Concept And Purpose

The concept of the purpose trust was introduced into the Isle of Man by the Purpose Trustees Act 1996. A purpose trust is a trust established to fulfil a particular purpose, rather than for the benefit of beneficiaries. There are no beneficiaries who can be taxed as the ultimate owners or receivers of the assets or income of the trust.

The purpose of the trust must be certain, reasonable and lawful, and it must not be contrary to public policy nor immoral. The purpose trust has an enforcer, who is completely independent of trustees, with strong statutory powers to ensure the purposes of the trust are properly carried out. There is no protector. The trust cannot exceed 80 years, and at the end of the trust period, the assets revert to the recipient.

A purpose trust cannot hold land or any interest in land in the Isle of Man and cannot be used for charitable purposes. It can be created by deed, during one's lifetime, or by will, on death. There must be two or more trustees, one of whom must be professionally qualified.

Taxation of Purpose Trusts

Taxation of purpose trusts follows general Manx trust law in that there is no liability to Manx Income Tax provided no person resident in the Isle of Man can benefit under the trust.

Practical examples of purpose trusts:

Purpose Trusts For Structured Financing Transactions

The most important use for purpose trusts is the protection of lenders in corporate financing transactions. The purpose trust allows a company's assets to be held by an independent offshore entity which carries out its duties in accordance with the special purpose defined in the trust deed. This concept is attractive in structured financing transactions as an additional way of protecting financiers from the insolvency of trading companies utilising big ticket assets. Financiers who take security over such assets which are owned by such a trust will be insulated from the potential problems of the company operating the asset.

These flexible structures are used in big ticket transactions such as aircraft or ship acquisitions; for instance, an airline wishing to acquire a new aircraft can finance it conventionally through a loan arrangement. However, if the airline gets into financial difficulties the lender could fear becoming embroiled in a complicated and lengthy liquidation. As an alternative to normal bank loan finance an airline or other company purchasing a big ticket item could set up the following purpose trust arrangement:

      • Airline sets up Isle of Man purpose trust which owns the shares of an asset company (Asset Co) which are pledged as security by the trustees for all loans to the purpose trust;
      • Shares are held in trust (pledged as security to the financier) until the loan has been repaid;
      • Lease income from the asset flows from Airline Co to Asset Co to trustees to lender. Lender is protected because Asset Co has no legal relationship with airline and any creditor claiming against airline will not be able to set aside the trust which owns Asset Co. Such a special purpose trust arrangement may have a higher credit rating than the airline with consequent improved access to funding with associated lower costs.

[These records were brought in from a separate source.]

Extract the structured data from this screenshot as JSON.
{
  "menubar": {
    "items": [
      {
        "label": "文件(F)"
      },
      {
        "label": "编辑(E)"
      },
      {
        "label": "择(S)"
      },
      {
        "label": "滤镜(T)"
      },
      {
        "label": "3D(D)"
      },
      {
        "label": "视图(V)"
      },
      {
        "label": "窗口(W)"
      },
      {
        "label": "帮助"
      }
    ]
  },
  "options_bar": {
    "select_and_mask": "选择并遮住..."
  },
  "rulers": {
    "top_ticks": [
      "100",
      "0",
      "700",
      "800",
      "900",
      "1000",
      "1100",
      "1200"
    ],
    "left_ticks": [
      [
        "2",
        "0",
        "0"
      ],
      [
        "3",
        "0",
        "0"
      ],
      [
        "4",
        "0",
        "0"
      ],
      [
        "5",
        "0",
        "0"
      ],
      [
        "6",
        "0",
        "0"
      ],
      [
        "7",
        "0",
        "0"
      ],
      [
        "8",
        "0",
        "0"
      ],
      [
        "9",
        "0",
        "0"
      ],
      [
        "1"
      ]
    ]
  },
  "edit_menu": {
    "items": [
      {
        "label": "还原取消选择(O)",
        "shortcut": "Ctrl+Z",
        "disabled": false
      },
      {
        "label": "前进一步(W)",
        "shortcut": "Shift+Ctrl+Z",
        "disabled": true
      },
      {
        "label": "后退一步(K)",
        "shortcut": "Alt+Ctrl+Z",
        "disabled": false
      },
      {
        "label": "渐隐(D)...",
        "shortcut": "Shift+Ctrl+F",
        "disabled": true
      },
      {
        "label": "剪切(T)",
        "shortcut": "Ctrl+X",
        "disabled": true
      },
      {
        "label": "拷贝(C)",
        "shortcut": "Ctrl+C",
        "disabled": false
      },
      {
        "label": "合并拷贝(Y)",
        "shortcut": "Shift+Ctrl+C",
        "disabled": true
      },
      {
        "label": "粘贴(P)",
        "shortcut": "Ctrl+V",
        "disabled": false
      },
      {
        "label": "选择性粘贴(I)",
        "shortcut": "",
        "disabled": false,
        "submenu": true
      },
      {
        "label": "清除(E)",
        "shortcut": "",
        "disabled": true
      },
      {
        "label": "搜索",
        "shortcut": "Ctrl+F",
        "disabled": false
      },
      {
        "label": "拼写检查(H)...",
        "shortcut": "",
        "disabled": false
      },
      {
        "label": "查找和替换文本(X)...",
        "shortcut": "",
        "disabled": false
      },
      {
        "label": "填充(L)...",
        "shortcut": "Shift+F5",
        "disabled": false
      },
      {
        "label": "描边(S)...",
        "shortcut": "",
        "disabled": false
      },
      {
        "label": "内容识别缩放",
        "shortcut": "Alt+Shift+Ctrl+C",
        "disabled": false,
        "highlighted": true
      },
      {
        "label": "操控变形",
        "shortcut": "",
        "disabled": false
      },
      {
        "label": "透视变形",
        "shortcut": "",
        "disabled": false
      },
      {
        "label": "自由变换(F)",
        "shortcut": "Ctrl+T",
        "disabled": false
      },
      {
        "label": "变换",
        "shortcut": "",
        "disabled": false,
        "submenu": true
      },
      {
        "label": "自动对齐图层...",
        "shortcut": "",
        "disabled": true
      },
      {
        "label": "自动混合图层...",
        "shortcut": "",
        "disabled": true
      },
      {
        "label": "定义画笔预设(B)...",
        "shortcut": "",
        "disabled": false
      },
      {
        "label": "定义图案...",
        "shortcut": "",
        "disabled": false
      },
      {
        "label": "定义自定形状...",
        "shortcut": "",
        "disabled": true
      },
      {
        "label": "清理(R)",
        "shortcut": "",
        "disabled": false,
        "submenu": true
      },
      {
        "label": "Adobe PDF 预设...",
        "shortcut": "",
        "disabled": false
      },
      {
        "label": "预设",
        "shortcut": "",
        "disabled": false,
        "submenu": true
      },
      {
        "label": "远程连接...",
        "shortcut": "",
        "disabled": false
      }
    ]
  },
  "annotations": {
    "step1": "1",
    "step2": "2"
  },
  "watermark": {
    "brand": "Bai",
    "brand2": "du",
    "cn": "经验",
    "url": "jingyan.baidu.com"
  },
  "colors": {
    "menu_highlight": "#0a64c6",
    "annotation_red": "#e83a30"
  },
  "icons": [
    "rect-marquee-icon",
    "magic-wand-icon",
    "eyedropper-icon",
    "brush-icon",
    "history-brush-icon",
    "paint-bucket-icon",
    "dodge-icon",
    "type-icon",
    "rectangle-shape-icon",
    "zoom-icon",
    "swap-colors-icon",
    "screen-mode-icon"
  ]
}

Purpose Trusts To Own Assets "Off Balance Sheet"

Purpose trusts may provide a valuable opportunity for companies to place assets "off balance sheet" for confidentiality or other reasons. As an example, a private company, which undertakes shipping activities, but wishes to keep this activity confidential from its business customers, may consider the use of a purpose trust.

Purpose Trusts For Purely Commercial Purposes

A further use for purpose trusts will be in situations where trusts are established for purely commercial purposes where there is no charitable purpose at all, for example, a purpose trust may have its purpose the acquiring and holding of shares in a particular company. The purpose trusts may also include the objective of ensuring the efficient management of the company through the election of its directors and maximisation of the profits of the company. It may be advantageous for two parties in the joint venture to relinquish actual ownership of the relevant venture company to a purpose trust as the parties for legitimate tax planning reasons do not wish to be in actual control of the voting power of the company in certain jurisdictions.

The content of this article is intended to provide a general guide to the subject matter. Specialist advice should be sought about your specific circumstances.